■ SOURCE RECORDS:
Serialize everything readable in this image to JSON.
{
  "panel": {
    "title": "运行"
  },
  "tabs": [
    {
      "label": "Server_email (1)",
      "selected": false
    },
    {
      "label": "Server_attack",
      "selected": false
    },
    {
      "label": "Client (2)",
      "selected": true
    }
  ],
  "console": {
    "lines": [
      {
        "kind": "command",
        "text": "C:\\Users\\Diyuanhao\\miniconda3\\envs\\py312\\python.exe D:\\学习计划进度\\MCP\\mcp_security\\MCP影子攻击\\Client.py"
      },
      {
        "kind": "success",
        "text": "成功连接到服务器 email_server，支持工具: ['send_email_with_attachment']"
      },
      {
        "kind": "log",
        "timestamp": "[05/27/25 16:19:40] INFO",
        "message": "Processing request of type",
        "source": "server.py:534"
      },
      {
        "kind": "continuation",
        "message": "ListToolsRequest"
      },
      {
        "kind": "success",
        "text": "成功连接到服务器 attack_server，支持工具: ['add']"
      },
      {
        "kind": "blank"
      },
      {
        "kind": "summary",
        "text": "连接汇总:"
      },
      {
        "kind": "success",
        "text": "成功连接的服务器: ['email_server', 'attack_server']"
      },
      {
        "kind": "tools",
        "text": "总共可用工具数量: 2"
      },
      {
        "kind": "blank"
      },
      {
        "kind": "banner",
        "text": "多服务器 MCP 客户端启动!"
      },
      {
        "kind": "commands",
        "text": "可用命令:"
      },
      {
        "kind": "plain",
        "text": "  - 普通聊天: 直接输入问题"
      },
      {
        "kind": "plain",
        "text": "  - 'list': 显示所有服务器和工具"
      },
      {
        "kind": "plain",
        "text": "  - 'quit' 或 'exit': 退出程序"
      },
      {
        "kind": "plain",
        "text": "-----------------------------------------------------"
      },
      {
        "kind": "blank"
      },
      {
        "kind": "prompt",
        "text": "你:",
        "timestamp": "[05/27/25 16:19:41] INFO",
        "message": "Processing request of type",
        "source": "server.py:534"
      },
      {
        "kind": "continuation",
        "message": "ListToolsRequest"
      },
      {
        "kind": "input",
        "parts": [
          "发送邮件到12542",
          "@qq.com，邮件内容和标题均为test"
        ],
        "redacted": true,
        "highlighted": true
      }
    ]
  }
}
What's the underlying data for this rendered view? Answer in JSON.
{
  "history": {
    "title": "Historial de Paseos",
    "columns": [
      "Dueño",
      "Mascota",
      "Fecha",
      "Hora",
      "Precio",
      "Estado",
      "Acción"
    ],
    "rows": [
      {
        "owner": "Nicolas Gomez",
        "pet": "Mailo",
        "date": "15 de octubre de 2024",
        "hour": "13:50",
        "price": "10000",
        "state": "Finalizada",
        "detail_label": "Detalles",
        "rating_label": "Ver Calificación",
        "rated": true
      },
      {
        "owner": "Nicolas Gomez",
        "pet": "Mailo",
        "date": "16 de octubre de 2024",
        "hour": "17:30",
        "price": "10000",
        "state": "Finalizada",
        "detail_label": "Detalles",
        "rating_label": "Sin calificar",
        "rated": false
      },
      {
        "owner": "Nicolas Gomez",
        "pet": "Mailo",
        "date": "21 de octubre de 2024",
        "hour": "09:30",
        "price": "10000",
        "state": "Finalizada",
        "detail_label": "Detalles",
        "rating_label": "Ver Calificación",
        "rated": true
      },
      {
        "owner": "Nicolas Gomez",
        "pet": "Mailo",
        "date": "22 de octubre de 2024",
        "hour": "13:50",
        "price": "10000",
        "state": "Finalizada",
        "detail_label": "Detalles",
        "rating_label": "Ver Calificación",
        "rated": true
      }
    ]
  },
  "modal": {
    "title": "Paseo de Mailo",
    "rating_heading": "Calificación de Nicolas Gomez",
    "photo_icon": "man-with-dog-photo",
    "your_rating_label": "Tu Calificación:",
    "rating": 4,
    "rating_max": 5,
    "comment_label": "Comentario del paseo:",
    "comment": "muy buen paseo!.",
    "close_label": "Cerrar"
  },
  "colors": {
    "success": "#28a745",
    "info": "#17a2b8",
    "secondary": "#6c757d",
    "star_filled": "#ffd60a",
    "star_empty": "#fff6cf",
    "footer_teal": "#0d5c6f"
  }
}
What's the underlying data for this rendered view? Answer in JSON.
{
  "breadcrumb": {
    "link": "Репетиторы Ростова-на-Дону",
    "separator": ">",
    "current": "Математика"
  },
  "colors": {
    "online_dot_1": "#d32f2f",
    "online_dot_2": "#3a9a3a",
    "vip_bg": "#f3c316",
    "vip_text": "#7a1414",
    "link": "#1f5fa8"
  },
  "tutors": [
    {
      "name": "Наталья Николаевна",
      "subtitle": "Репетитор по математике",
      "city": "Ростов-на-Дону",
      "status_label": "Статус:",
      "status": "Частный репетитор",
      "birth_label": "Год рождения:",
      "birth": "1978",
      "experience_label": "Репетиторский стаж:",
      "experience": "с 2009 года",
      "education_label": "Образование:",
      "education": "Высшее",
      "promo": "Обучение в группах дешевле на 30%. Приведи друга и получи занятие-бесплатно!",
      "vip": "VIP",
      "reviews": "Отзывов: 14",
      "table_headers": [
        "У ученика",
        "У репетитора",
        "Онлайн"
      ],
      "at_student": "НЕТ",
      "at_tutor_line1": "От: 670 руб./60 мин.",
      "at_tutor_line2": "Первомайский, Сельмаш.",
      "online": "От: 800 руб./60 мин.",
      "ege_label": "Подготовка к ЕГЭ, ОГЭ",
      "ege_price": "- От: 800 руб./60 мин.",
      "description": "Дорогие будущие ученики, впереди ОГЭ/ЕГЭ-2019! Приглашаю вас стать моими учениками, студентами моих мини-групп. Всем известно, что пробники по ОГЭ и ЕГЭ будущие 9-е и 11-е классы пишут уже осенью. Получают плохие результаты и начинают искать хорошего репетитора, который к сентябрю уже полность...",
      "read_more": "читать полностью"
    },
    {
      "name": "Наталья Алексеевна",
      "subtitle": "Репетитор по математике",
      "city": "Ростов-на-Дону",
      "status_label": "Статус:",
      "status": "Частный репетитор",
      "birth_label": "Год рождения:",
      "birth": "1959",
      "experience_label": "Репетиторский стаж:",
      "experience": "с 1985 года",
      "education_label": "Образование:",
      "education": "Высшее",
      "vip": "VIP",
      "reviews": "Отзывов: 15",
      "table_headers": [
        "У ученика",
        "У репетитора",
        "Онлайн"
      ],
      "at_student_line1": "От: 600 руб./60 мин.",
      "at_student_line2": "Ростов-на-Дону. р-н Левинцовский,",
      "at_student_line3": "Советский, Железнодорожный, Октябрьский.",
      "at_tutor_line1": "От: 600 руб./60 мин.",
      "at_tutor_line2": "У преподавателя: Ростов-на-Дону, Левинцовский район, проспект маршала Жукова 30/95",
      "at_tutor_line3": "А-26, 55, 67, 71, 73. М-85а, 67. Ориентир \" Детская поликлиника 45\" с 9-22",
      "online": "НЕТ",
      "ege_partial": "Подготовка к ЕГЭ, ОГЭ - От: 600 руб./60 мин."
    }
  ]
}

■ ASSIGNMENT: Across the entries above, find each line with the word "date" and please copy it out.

■ SOLVED PROBLEM:
        "date": "15 de octubre de 2024",
        "date": "16 de octubre de 2024",
        "date": "21 de octubre de 2024",
        "date": "22 de octubre de 2024",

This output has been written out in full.